The adagio movement, marked “restful”, was by Mahler’s account, his “…vision of one of the church sepulchres showing a recumbent stone image of the deceased with his arms crossed in eternal sleep”. The music is gentle, spiritual. In double-variation form, the movement builds to only one climax at the end, leading to the Finale, a song.
The last movement, marked “very comfortably”, achieves the perfect contrast with the elegiac preceding variations without once resorting to violence. Taken from Mahler’s 1892 setting for Des Knaben Wunderhorn, it expresses Mahler’s new-found peace of mind with joyful naivety.
by Ferdinand Max Hauptmann (1858-1921)
The clouds embrown the night and valley;
the mists float above, the water rushing gently.
Now all at once they unveil themselves:
o listen! pay heed!
A broad land of wonder has opened up.
Silver mountains rise up, fantastically huge,
silent paths lit with silver
from the hidden lap of the valley;
and the noble world is so dreamily pure.
A mute beech stands by the path,
black with shadows; a breeze from a distant,
lonely grove wafts gently by.
And from the deep darkness of the valley
flash lights in the silent night.
Drink, my soul! Drink in this solitude!
O listen! pay heed!
Along a secret forest path
I like to creep in the evening light;
I go to the desolate, reedy banks,
and think, my maiden, of you!
As the bushes grow dark,
the reeds hiss mysteriously,
and lament and whisper,
and thus I have to weep and weep.
And I think that I hear wafting
the gentle sound of your voice,
and down into the pond sinks

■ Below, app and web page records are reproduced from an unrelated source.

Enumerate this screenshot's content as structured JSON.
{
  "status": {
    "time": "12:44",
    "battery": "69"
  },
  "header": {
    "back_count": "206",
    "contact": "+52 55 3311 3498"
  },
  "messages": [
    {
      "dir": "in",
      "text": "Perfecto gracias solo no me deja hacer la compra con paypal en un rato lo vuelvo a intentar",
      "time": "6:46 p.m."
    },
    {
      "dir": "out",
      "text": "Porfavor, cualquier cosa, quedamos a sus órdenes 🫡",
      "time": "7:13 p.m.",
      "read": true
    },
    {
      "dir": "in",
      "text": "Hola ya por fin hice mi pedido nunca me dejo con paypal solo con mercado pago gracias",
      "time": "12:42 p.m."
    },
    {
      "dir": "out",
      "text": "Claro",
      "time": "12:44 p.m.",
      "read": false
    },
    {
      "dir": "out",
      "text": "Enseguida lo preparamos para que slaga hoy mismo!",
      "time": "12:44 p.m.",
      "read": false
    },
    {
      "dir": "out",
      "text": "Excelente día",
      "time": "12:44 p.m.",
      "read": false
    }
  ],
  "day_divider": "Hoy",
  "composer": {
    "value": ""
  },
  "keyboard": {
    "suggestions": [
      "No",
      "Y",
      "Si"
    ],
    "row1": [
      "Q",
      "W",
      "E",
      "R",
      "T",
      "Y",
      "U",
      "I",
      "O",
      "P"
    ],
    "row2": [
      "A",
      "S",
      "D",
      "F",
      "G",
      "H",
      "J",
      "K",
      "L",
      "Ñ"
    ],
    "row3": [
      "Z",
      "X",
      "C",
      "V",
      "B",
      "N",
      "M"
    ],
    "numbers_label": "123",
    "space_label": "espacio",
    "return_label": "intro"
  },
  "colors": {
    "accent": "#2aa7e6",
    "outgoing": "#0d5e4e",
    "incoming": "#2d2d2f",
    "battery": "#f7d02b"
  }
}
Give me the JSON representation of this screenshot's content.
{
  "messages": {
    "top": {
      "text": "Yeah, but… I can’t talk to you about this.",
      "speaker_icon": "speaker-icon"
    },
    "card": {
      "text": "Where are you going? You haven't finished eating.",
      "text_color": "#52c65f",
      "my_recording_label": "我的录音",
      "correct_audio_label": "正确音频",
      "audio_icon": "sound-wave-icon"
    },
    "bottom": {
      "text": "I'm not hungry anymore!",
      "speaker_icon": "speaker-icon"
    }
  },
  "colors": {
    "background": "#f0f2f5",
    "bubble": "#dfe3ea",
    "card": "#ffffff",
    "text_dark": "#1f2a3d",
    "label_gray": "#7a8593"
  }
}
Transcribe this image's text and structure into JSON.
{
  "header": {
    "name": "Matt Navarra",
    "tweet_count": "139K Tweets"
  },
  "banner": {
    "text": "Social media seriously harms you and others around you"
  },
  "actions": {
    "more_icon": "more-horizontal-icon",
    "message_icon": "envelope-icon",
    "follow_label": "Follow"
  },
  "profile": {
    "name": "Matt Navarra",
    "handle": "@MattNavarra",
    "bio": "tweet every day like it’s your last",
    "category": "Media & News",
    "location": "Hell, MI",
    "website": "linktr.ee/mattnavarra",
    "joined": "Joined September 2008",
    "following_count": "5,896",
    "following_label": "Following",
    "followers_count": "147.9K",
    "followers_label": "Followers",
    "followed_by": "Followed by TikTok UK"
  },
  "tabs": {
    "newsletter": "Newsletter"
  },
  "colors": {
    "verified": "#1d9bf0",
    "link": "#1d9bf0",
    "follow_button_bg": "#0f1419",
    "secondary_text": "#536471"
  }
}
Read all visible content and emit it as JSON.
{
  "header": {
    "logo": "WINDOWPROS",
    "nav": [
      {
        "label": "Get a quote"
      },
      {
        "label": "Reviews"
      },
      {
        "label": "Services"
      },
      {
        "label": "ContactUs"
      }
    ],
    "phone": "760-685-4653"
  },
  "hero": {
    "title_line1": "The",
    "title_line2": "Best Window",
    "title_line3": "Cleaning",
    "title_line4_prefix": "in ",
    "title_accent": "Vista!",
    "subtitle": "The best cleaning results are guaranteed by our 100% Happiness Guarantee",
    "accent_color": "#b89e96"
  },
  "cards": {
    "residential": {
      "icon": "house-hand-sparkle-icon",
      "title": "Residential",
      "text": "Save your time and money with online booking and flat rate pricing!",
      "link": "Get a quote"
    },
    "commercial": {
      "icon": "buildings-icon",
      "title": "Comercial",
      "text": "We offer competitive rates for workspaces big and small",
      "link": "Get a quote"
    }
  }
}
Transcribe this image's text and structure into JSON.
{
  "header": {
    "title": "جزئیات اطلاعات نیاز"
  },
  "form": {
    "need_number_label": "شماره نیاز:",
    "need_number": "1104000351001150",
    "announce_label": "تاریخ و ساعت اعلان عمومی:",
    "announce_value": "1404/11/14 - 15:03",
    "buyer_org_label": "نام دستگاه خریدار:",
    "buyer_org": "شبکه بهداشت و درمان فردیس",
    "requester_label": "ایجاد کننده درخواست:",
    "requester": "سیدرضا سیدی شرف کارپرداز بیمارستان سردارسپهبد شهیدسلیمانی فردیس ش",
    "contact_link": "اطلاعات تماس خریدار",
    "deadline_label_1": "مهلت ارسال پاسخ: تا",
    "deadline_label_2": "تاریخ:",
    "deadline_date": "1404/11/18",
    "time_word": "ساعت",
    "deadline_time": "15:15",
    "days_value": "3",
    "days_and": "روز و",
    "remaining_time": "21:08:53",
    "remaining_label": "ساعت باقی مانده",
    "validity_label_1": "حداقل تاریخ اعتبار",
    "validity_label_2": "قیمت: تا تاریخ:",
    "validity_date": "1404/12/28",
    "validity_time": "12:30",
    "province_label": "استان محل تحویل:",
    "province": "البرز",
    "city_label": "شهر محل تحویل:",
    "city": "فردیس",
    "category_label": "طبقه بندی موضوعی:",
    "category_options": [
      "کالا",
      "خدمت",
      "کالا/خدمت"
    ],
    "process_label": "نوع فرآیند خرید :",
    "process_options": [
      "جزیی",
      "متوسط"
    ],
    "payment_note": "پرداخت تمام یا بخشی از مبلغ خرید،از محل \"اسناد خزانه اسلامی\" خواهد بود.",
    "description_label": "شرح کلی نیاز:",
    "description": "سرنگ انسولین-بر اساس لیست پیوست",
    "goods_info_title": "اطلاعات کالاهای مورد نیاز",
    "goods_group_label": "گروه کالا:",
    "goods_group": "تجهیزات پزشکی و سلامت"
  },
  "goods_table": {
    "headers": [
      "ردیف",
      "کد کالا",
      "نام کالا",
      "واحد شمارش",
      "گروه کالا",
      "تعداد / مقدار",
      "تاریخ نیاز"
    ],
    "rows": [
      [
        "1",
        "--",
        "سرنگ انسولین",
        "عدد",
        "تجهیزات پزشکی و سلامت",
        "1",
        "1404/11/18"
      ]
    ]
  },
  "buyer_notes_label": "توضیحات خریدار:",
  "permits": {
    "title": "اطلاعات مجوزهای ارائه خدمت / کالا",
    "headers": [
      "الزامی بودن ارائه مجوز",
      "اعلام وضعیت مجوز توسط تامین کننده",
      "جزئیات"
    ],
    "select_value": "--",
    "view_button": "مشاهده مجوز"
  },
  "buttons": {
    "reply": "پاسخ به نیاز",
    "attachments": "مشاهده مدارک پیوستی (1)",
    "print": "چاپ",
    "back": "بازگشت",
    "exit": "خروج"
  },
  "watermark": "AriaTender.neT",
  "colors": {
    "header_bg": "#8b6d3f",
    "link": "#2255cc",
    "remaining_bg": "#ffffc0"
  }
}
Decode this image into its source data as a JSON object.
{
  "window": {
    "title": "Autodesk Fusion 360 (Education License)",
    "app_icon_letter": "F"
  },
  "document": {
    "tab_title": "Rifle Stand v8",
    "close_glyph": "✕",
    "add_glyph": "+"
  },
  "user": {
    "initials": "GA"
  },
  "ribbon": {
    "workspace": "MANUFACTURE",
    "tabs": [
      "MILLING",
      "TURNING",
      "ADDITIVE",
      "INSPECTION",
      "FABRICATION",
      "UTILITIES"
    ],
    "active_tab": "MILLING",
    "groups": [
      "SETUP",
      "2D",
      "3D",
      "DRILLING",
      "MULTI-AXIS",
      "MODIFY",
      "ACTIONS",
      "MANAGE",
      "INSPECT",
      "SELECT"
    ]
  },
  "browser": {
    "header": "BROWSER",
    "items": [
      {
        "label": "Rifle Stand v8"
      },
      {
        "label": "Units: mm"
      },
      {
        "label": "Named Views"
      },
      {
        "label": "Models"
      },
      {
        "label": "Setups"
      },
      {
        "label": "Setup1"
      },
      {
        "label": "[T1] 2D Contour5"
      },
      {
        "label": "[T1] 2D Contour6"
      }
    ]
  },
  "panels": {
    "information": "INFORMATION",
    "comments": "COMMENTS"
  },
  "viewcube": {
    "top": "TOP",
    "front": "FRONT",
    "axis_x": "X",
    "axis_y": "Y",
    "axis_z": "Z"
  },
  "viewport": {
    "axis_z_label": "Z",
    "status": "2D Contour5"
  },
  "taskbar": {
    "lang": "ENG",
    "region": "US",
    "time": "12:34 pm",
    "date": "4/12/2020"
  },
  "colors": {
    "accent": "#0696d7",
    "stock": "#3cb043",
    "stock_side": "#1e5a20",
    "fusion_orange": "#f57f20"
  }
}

your lovely song.
In the chamber
The lovely evening peers so quietly in.
A little red fire
crackles in the stove and flares up.
And with my head upon your knee,
I am contented.
When my eyes rest in yours,
how gently do the minutes pass!
In the arms of love we fell blissfully asleep;
at the open window the summer wind listened
and carried the peacefulness of our breath
out into the bright, moonlit night.
And out of the garden, feeling its way randomly,
the scent of roses came to our bed of love
and gave us wonderful dreams,
dreams of intoxication, rich with yearning.
Now the days drag through the world,
sent forth from blue eternity;
time dissipates in the summer wind.
Now at night the Lord weaves
with blessed hand wreaths of stars
above the wandering wonderland.
In these days, o my heart, what can
your brightest wanderer’s song then say
about your deep, deep pleasure?
In meadow song the heart falls silent;
now there are no words, and image upon image
visits you and fills you entirely.
Lyrics::Mahler Symphony No. 4
The Heavenly Life
(from Des Knaben Wunderhorn)
We enjoy heavenly pleasures
and therefore avoid earthly ones.
No worldly tumult
is to be heard in heaven.
All live in greatest peace.
We lead angelic lives,
yet have a merry time of it besides.
We dance and we spring,
We skip and we sing.
Saint Peter in heaven looks on.
John lets the lambkin out,
and Herod the Butcher lies in wait for it.
We lead a patient,
an innocent, patient,
dear little lamb to its death.
Saint Luke slaughters the ox
without any thought or concern.
Wine doesn’t cost a penny
in the heavenly cellars;
The angels bake the bread.
Good greens of every sort
grow in the heavenly vegetable patch,
good asparagus, string beans,
and whatever we want.
Whole dishfuls are set for us!
Good apples, good pears and good grapes,
and gardeners who allow everything!
If you want roebuck or hare,
on the public streets
they come running right up.
Should a fast day come along,
all the fishes at once come swimming with joy.
There goes Saint Peter running
with his net and his bait
to the heavenly pond.
Saint Martha must be the cook.
There is just no music on earth
that can compare to ours.
Even the eleven thousand virgins
venture to dance,
and Saint Ursula herself has to laugh.
There is just no music on earth
that can compare to ours.
Cecilia and all her relations
make excellent court musicians.
The angelic voices
gladden our senses,
so that all awaken for joy.